Sugar Bowl shows why NIL reform was a big win for athletes

The injury of Ole Miss Quarterback Matt Corral has sparked a lot of opinions about college football players retiring from bowl games. But it is also a reminder of the importance of the debate on name, image and likeness rights for varsity athletes.

Corral was injured in the Sugar Bowl, hauled to the locker room and returning to the Ole Miss sideline on crutches. Despite being a likely pick in the first round of the 2022 NFL Draft, Corral had decided not to retire from the game, which several other prominent players have chosen to do. While some sports figures have shamed players for retiring, Corral’s injury was a reminder of the risk these players are taking when they are only months away from the life-changing generational wealth that comes from behind. ‘be drafted by the NFL.

Fortunately, Corral’s injury appears be just a sprain, and it probably won’t affect his pulling stock. Former college football players weren’t so lucky. Oregon cornerback Ifo Ekpre-Olomu fall from a possible first-round pick to a seventh-round pick in the 2015 draft after an ACL tear in his final year. South Carolina running back Marcus Lattimore, a possible first-round pick in the 2013 draft, ripped apart each ligament in his knee in a particularly horrific injury. He fell in the fourth round.

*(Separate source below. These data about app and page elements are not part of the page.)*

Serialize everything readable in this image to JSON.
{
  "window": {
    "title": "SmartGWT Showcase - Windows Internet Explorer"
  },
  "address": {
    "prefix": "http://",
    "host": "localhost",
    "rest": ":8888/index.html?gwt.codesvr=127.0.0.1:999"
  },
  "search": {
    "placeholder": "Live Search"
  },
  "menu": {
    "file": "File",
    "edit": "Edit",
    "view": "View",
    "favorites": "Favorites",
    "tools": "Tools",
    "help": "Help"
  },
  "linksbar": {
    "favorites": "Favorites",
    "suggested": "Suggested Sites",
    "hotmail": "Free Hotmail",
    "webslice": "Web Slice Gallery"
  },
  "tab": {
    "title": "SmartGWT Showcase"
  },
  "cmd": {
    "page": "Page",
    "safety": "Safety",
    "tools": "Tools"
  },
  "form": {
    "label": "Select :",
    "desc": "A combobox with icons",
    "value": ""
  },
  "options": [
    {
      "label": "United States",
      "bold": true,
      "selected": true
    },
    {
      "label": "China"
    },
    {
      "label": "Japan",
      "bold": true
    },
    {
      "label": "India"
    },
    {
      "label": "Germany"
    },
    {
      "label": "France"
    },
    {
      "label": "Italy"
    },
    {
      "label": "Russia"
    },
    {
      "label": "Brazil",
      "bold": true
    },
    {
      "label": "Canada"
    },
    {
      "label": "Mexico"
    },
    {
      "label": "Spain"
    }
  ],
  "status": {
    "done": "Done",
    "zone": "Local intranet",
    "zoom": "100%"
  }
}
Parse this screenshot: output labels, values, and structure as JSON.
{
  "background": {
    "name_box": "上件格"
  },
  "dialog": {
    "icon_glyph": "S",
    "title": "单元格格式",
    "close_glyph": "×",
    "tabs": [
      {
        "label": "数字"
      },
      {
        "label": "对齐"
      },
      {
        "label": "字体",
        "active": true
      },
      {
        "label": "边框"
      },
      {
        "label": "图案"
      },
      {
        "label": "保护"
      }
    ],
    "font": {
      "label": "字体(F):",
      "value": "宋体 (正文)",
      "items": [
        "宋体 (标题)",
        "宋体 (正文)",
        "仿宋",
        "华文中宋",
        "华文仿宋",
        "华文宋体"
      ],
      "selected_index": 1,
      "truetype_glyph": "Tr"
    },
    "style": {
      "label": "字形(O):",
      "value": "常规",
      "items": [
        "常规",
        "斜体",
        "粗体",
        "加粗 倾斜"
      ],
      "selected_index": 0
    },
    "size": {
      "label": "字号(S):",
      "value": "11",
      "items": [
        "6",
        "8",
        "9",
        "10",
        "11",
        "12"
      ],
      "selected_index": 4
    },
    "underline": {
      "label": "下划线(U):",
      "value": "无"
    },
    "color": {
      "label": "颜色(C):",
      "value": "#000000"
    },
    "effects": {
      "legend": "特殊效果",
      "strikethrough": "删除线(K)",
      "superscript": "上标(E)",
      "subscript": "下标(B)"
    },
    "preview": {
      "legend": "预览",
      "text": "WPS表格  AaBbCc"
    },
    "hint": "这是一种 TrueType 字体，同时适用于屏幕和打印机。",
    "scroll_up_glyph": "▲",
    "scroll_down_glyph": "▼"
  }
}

Neither Lattimore nor Ekpre-Olamu have found their place in the NFL. As well as losing careers in the NFL, the two lost the chance to make millions just by being drafted early. The same could have happened to Corral, but the switch to NIL laws would have helped lessen the shock.

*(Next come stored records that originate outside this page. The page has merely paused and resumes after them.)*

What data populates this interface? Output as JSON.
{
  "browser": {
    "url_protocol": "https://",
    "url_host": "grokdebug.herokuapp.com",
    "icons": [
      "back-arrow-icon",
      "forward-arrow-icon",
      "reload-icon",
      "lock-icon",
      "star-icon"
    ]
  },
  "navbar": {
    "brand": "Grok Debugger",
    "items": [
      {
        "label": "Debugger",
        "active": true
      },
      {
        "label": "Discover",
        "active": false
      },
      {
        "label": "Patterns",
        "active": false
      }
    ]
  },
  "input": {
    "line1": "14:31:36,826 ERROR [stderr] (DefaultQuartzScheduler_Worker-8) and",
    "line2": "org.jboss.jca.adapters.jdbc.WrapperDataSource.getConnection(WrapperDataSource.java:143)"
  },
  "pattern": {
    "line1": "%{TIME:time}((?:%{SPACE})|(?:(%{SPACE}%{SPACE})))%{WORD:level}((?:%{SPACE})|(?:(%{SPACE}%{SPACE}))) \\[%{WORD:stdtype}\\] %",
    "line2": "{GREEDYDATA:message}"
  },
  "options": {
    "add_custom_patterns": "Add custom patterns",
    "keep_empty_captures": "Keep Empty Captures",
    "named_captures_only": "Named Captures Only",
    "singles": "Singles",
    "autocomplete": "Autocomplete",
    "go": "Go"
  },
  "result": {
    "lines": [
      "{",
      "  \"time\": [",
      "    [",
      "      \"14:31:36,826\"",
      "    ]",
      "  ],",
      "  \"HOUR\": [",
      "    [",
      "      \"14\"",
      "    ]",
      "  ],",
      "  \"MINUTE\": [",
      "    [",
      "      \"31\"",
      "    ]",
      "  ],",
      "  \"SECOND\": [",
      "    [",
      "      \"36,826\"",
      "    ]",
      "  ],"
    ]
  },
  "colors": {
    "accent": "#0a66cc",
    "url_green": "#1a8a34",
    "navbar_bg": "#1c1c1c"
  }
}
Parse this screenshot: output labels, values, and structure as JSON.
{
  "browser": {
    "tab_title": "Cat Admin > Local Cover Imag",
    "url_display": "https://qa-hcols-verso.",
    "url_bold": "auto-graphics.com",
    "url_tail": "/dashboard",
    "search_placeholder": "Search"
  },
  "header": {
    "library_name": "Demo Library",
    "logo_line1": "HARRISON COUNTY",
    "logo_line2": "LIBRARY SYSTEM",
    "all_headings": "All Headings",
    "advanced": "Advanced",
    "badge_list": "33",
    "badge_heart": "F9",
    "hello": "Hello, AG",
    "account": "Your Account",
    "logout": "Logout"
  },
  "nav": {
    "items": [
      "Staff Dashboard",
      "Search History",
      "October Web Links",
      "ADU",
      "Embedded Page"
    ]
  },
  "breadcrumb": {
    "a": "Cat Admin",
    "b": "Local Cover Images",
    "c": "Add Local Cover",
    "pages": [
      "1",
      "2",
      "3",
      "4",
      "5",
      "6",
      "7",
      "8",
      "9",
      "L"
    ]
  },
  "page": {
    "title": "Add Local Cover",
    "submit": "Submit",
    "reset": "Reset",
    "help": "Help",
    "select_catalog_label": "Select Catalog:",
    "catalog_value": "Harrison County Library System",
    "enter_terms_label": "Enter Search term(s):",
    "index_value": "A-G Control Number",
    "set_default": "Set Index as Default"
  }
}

College football has been a multi-million (and now multi-billion) dollar industry for years now, but neither Lattimore nor Ekpre-Olamu could have made any money with their own name when they played. While coaches, athletic directors, universities and the president of the NCAA made millions, players were limited to scholarships due to “amateurism.” Most players would never get the chance to win millions from the pros, and the few who did were still brutally injured from running out of life-changing money.

The change in NIL laws would have lessened the damage to Corral. He was one of many players to capitalize on the new reforms imposed on the NCAA by state laws. Corral had spear its own clothing line and has entered into a sponsorship deal with the largest licensed sports and entertainment collectibles company, Panini America. Missing that first-round deal would still hurt, but that would be mitigated by his own opportunities for college earnings, a benefit not offered to Lattimore or Ekpre-Olamu.

Nothing can make up for losing an NFL dream to catastrophic injury, but allowing athletes to sign sponsorship deals in an environment where every coach and administrator can make millions has always been a no-brainer. Thankfully, Corral won’t be another ‘what if’ story, but his injury is a reminder of how important wrestling NIL was and how good it was for the players’ futures that the NCAA was forced to accept. reforms.

Rachel J. Bradford